Secrets, lies, and looming deaths – all things
Lainey Young deals with in a typical day of high school.
In her senior year at Northbrook Academy- a New England boarding school where the majority of the students and nearly all the staff are members of the Sententia, a hidden society of the psychically gifted -Lainey has even more to worry about.
Things like classes, college, her boyfriend, and, of course, the vision she glimpsed of her impending death. But to her surprise, Lainey realizes maybe she was wrong to distrust the Senator. She relaxes even further when he seems to accept her refusal to work for him after graduation.
But with her secrets mounting and the time to solve them running out, there’s a final enigma Lainey hasn’t yet encountered:
Daniel Astor doesn’t take no for an answer. Ever.
Page Count: 208
Published Date: October 1, 2014
*received an ARC from Novel Publishing in exchange for an honest review*
*WARNING: minor spoilers if you haven’t read the first book*
I will love you always. -L
OH GOD, this thing made me cry so much in the end! I just abhor — ugh I can’t even say it, but this hardcore romantic does not like loss on the battlefield of love. No matter who it is.
Lainey’s a senior now at Northbrook Academy and with the future plans of college and adult life underway, the last thing she ever thought she’d struggle with is the future of her own death… at her boyfriend’s hands. She doesn’t know how it’ll happen or why, but soon enough, even that won’t be the worst thing to worry about.
The suspense definitely got kicked up in this installment, and with Lainey’s blooming relationship with 19-year-old Carter Penrose, hottie heartthrob of the bookstore, heating up in the wintertime, it isn’t long before a whole lot of things get more complicated. Not only does she have to deal with the assurance that she isn’t being pressured into anything she doesn’t want to do, she’s also having to deal with her powers and her possible future as Sententia’s executioner.
Read like a true young adult, I thought this book handled adult-sensitive things very well while adding very real and legitimate scenes of teen life: (non-explicit) sex, rule-breaking, swearing (God is that really a thing though?) relationships, and situations that could cost you your life.

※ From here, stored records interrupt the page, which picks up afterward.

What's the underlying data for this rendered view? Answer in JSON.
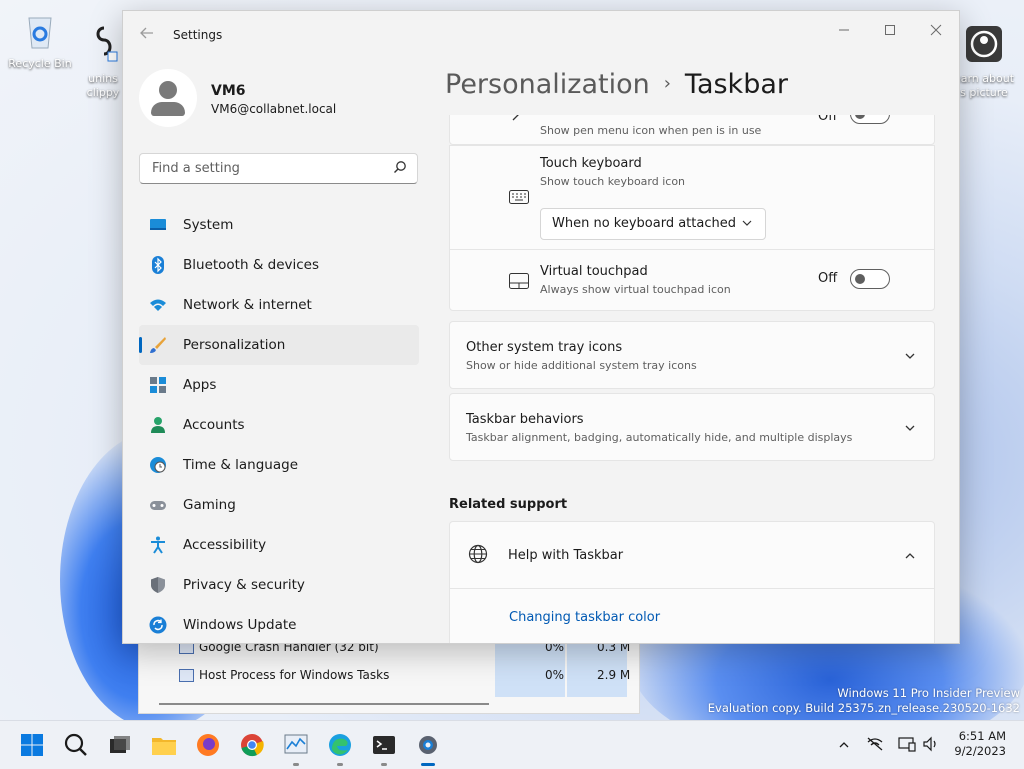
{
  "desktop": {
    "icons": [
      {
        "label": "Recycle Bin"
      },
      {
        "label": "unins\nclippy"
      },
      {
        "label": "earn about\ns picture"
      }
    ],
    "watermark": {
      "line1": "Windows 11 Pro Insider Preview",
      "line2": "Evaluation copy. Build 25375.zn_release.230520-1632"
    }
  },
  "taskmgr": {
    "rows": [
      {
        "name": "Google Crash Handler (32 bit)",
        "cpu": "0%",
        "mem": "0.3 M"
      },
      {
        "name": "Host Process for Windows Tasks",
        "cpu": "0%",
        "mem": "2.9 M"
      }
    ]
  },
  "window": {
    "title": "Settings",
    "user": {
      "name": "VM6",
      "email": "VM6@collabnet.local"
    },
    "search": {
      "placeholder": "Find a setting"
    },
    "nav": [
      {
        "label": "System",
        "icon": "system-icon"
      },
      {
        "label": "Bluetooth & devices",
        "icon": "bluetooth-icon"
      },
      {
        "label": "Network & internet",
        "icon": "wifi-icon"
      },
      {
        "label": "Personalization",
        "icon": "brush-icon",
        "active": true
      },
      {
        "label": "Apps",
        "icon": "apps-icon"
      },
      {
        "label": "Accounts",
        "icon": "accounts-icon"
      },
      {
        "label": "Time & language",
        "icon": "clock-globe-icon"
      },
      {
        "label": "Gaming",
        "icon": "gamepad-icon"
      },
      {
        "label": "Accessibility",
        "icon": "accessibility-icon"
      },
      {
        "label": "Privacy & security",
        "icon": "shield-icon"
      },
      {
        "label": "Windows Update",
        "icon": "update-icon"
      }
    ],
    "breadcrumb": {
      "parent": "Personalization",
      "current": "Taskbar"
    },
    "settings": {
      "pen_menu": {
        "subtitle": "Show pen menu icon when pen is in use",
        "state": "Off"
      },
      "touch_keyboard": {
        "title": "Touch keyboard",
        "subtitle": "Show touch keyboard icon",
        "dropdown": "When no keyboard attached"
      },
      "virtual_touchpad": {
        "title": "Virtual touchpad",
        "subtitle": "Always show virtual touchpad icon",
        "state": "Off"
      },
      "other_tray": {
        "title": "Other system tray icons",
        "subtitle": "Show or hide additional system tray icons"
      },
      "behaviors": {
        "title": "Taskbar behaviors",
        "subtitle": "Taskbar alignment, badging, automatically hide, and multiple displays"
      }
    },
    "related": {
      "heading": "Related support",
      "help_title": "Help with Taskbar",
      "link": "Changing taskbar color"
    }
  },
  "taskbar": {
    "time": "6:51 AM",
    "date": "9/2/2023"
  },
  "colors": {
    "accent": "#0067c0",
    "link": "#0059b3"
  }
}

Personally, sex at fourteen wasn’t a weird concept so if you’re not comfortable with that, I highly suggest you skip this. You won’t be doing yourself a favor in reading this only to later complain about sex among teens, let alone senior high school students who are graduating. The way I see it, if they’re old enough to join the army, a very serious life decision, then I feel like at least some of them are old enough to know when they want to have sex and when they feel the situation calls for

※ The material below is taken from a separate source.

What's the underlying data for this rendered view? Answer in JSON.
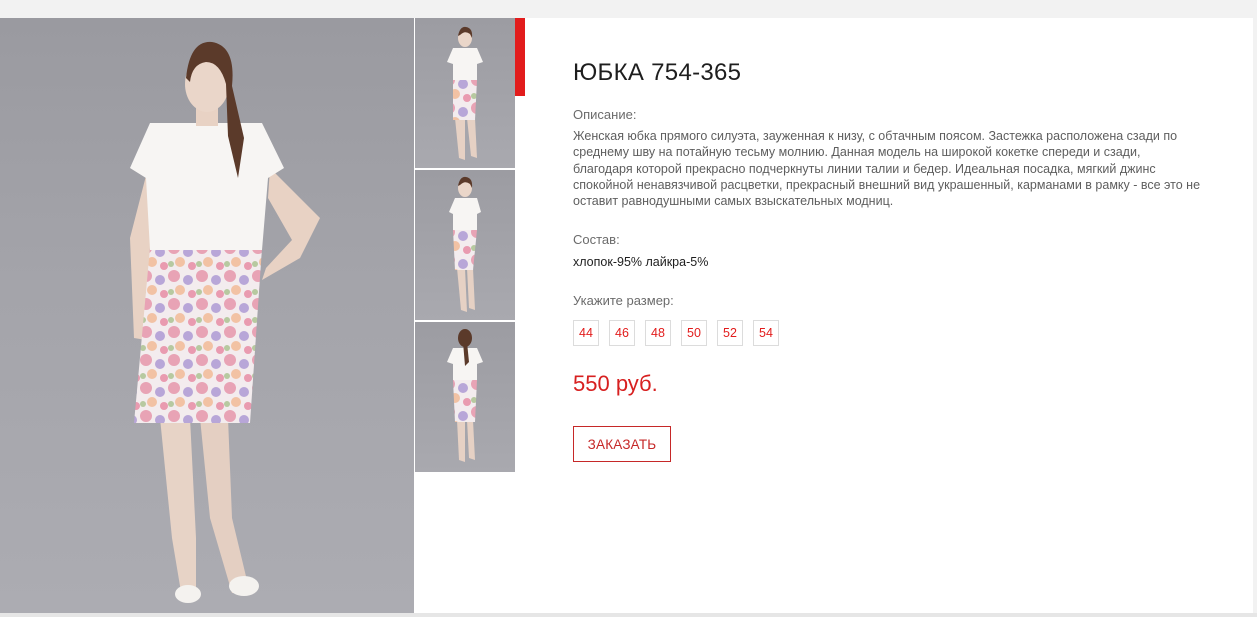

That aside… I really, really enjoy this series. Not only is Northbrook an elegant background, it gives us a sense of… I don’t know, nobility? It makes everything that occurs seem more shocking because of the old-time reputation of the school. I just love the way something so old can be intertwined with kids today. Sure, they’re rich kids and/or extremely intelligent able bodies who will most likely run at least half of the world by the time they’re twenty-four, but people like Lainey and Amy make it even more special, more real and relatable, with all of their own personal drama and such.
The reason for the -.5
While I really adore this book, the only thing to bring it down for me was the way things were a bit too obvious. I don’t know if I’ve just read one too many books, but the antagonist and their plotting was way too obvious. I could understand that it’s for the reader’s sake, but I was expecting a bit more surprise, like a second layer you couldn’t see coming, for those who already saw what was. Did that make sense?
Needless to say, this book was suspenseful, adorable, full of teen and pre-college angst, and kept me involved until the end. Ah, the end. *cue tears*
A Little Darling